I am beginning a new project that uses MEAN.JS (MongoDB, ExpressJS, AngularJS, Node.js). I use Apache as my webserver on my local Ubuntu VM. When I first read about using Express, I wondered how I would use Express and Apache together. Further confusion came when I learned that my host provider (webfaction uses Nginx to serve static files and Apache for PHP and other server-side technologies. So Node.js and Express will actually be running under Nginx. Because I wanted my development environment to be enulate production as much as possible, I decided to run Nginx and Apache together.
As part of the Mobile Theme Generator, I had to create a Photo Gallery in order to display the header images. As stated in previous post, I created the Mobile Theme Generator using Django and jQuery Mobile. Although there are probably plenty of Django-based Photo Gallery apps, I thought that it would be easier to integrate a custom Photo Gallery into a generator, so I decided to build it myself.
When I first created MobilePebbles , the Mobile Theme Generator was installed on the primary domain. I soon decided to place the generator on a sub-domain and install Mezzanine on the primary. The site is hosted by Webfaction. Although Webfaction has install scripts for quite a few apps (Drupal, Django, etc), they do not currently have one for Mezzanine. But, without too much trouble (thanks to the tools that are availed to Webfaction customers), I was able to install Mezzanine on Webfaction.
Although there are many advantages to installing Mezzanine using Python’s virtual environment, I decided against it. I already have Django installed on Apache using mod_wsgi, so my Ubuntu install is already primed. Although I followed the basic steps as discussed in a previous post (Setting up Django with Apache and mod_wsgi on Ubuntu 11.10), there were a bit more steps involved with setting up Mezzanine – especially as it relates to how and where to serve static files.
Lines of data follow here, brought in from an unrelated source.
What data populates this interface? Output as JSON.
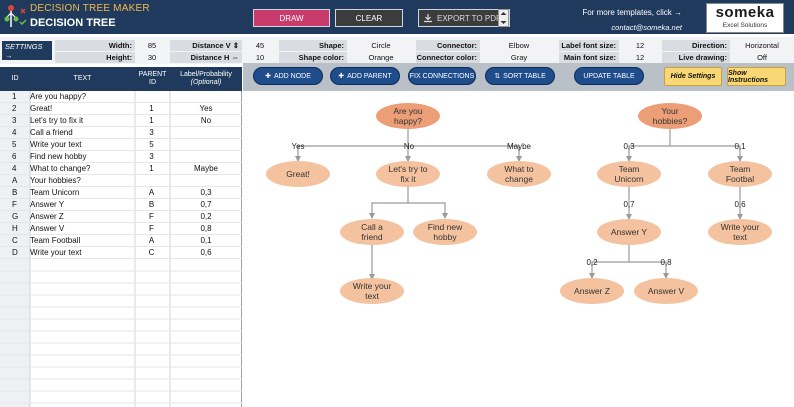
{
  "header": {
    "app_title": "DECISION TREE MAKER",
    "doc_title": "DECISION TREE",
    "draw_label": "DRAW",
    "clear_label": "CLEAR",
    "export_label": "EXPORT TO PDF",
    "templates_text": "For more templates, click →",
    "contact": "contact@someka.net",
    "brand_name": "someka",
    "brand_sub": "Excel Solutions"
  },
  "settings": {
    "label": "SETTINGS →",
    "width_label": "Width:",
    "width": "85",
    "height_label": "Height:",
    "height": "30",
    "distv_label": "Distance V ⇕",
    "distv": "45",
    "disth_label": "Distance H ⇔",
    "disth": "10",
    "shape_label": "Shape:",
    "shape": "Circle",
    "shape_color_label": "Shape color:",
    "shape_color": "Orange",
    "connector_label": "Connector:",
    "connector": "Elbow",
    "connector_color_label": "Connector color:",
    "connector_color": "Gray",
    "label_font_label": "Label font size:",
    "label_font": "12",
    "main_font_label": "Main font size:",
    "main_font": "12",
    "direction_label": "Direction:",
    "direction": "Horizontal",
    "live_label": "Live drawing:",
    "live": "Off"
  },
  "table": {
    "headers": {
      "id": "ID",
      "text": "TEXT",
      "parent1": "PARENT",
      "parent2": "ID",
      "label1": "Label/Probability",
      "label2": "(Optional)"
    },
    "rows": [
      {
        "id": "1",
        "text": "Are you happy?",
        "parent": "",
        "label": ""
      },
      {
        "id": "2",
        "text": "Great!",
        "parent": "1",
        "label": "Yes"
      },
      {
        "id": "3",
        "text": "Let's try to fix it",
        "parent": "1",
        "label": "No"
      },
      {
        "id": "4",
        "text": "Call a friend",
        "parent": "3",
        "label": ""
      },
      {
        "id": "5",
        "text": "Write your text",
        "parent": "5",
        "label": ""
      },
      {
        "id": "6",
        "text": "Find new hobby",
        "parent": "3",
        "label": ""
      },
      {
        "id": "4",
        "text": "What to change?",
        "parent": "1",
        "label": "Maybe"
      },
      {
        "id": "A",
        "text": "Your hobbies?",
        "parent": "",
        "label": ""
      },
      {
        "id": "B",
        "text": "Team Unicorn",
        "parent": "A",
        "label": "0,3"
      },
      {
        "id": "F",
        "text": "Answer Y",
        "parent": "B",
        "label": "0,7"
      },
      {
        "id": "G",
        "text": "Answer Z",
        "parent": "F",
        "label": "0,2"
      },
      {
        "id": "H",
        "text": "Answer V",
        "parent": "F",
        "label": "0,8"
      },
      {
        "id": "C",
        "text": "Team Football",
        "parent": "A",
        "label": "0,1"
      },
      {
        "id": "D",
        "text": "Write your text",
        "parent": "C",
        "label": "0,6"
      }
    ]
  },
  "actions": {
    "add_node": "ADD NODE",
    "add_parent": "ADD PARENT",
    "fix_connections": "FIX CONNECTIONS",
    "sort_table": "SORT TABLE",
    "update_table": "UPDATE TABLE",
    "hide_settings": "Hide Settings",
    "show_instructions": "Show Instructions"
  },
  "diagram": {
    "node_color": "#f4c29f",
    "root_color": "#ec9e76",
    "connector_color": "#9a9a9a",
    "nodes": {
      "n1": [
        "Are you",
        "happy?"
      ],
      "n2": [
        "Great!"
      ],
      "n3": [
        "Let's try to",
        "fix it"
      ],
      "n4": [
        "What to",
        "change"
      ],
      "n5": [
        "Call a",
        "friend"
      ],
      "n6": [
        "Find new",
        "hobby"
      ],
      "n7": [
        "Write your",
        "text"
      ],
      "nA": [
        "Your",
        "hobbies?"
      ],
      "nB": [
        "Team",
        "Unicorn"
      ],
      "nC": [
        "Team",
        "Footbal"
      ],
      "nF": [
        "Answer Y"
      ],
      "nD": [
        "Write your",
        "text"
      ],
      "nG": [
        "Answer Z"
      ],
      "nH": [
        "Answer V"
      ]
    },
    "edge_labels": {
      "yes": "Yes",
      "no": "No",
      "maybe": "Maybe",
      "p03": "0,3",
      "p01": "0,1",
      "p07": "0,7",
      "p06": "0,6",
      "p02": "0,2",
      "p08": "0,8"
    }
  }
}
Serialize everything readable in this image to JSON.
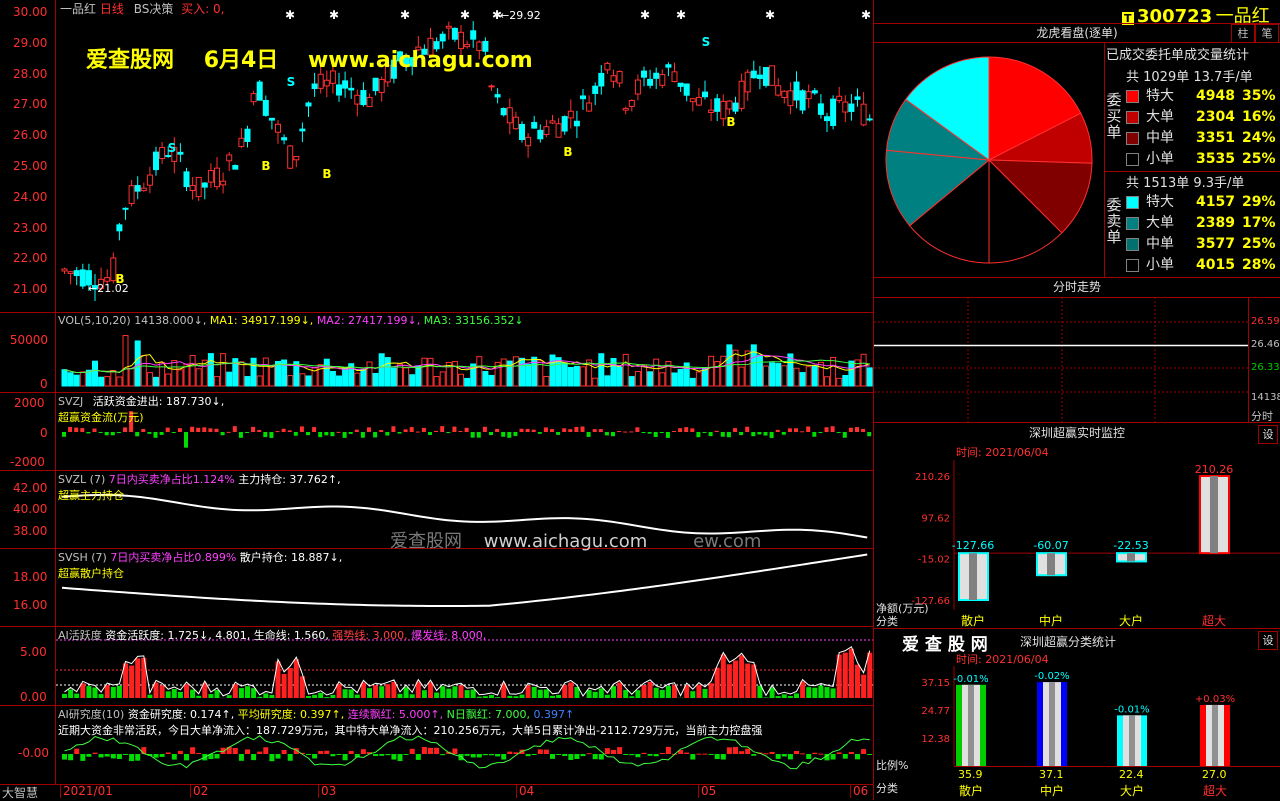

A few months ago, I downloaded a mobile theme for WordPress in order to create a mobile site for GrasshopperPebbles. While updating the template, I thought about automating the development process so that future releases would be easier. So I decided to create an open source project – the mobile theme generator. The generator displays mobile sites using jQuery Mobile. In fact, the generator itself was developed using Django and jQuery Mobile (the original theme used jQuery Mobile). I did think that it an odd solution to create PHP files using Python, but it turned out to be a great solution.
After I finished reading the First Steps tutorials on Django’s website, I realized that the documentation did not discuss how to set up a home page. Because Django projects are collection of configurations and apps, I decided that the best way to set up a home page was to create an app.
In my last post, I discussed how to set up Django with Apache and mod_wsgi. In this post, I will discuss how to set up a sub-domain to serve static files (css, js, images, etc). The Django documentation states that using a sub-domain for static files is recommended.
Note: Although I set up my Django installation on Ubuntu, most of these instructions are common to most OS’s.
I beginning a new project where I decided to use Django. I briefly worked with Django for an embedded device over two years ago. Now I am creating a full-fledged web application using Django and jQuery.
When setting up Django, I initially followed the tutorials on djangobook.com. While the site is a good starting point for learning Django, it lacks some details, especially as it relates to serving static files (css, js, etc.) while using the development server. After struggling with the display of my css files, I decided to use Apache instead of the development server. After all, the development server will not be used in production, so I would rather duplicate a production environment as much as possible. In my opinion, the primary reason for using the development server is for debugging, but so far, I have found that Apache’s error log has been pretty good.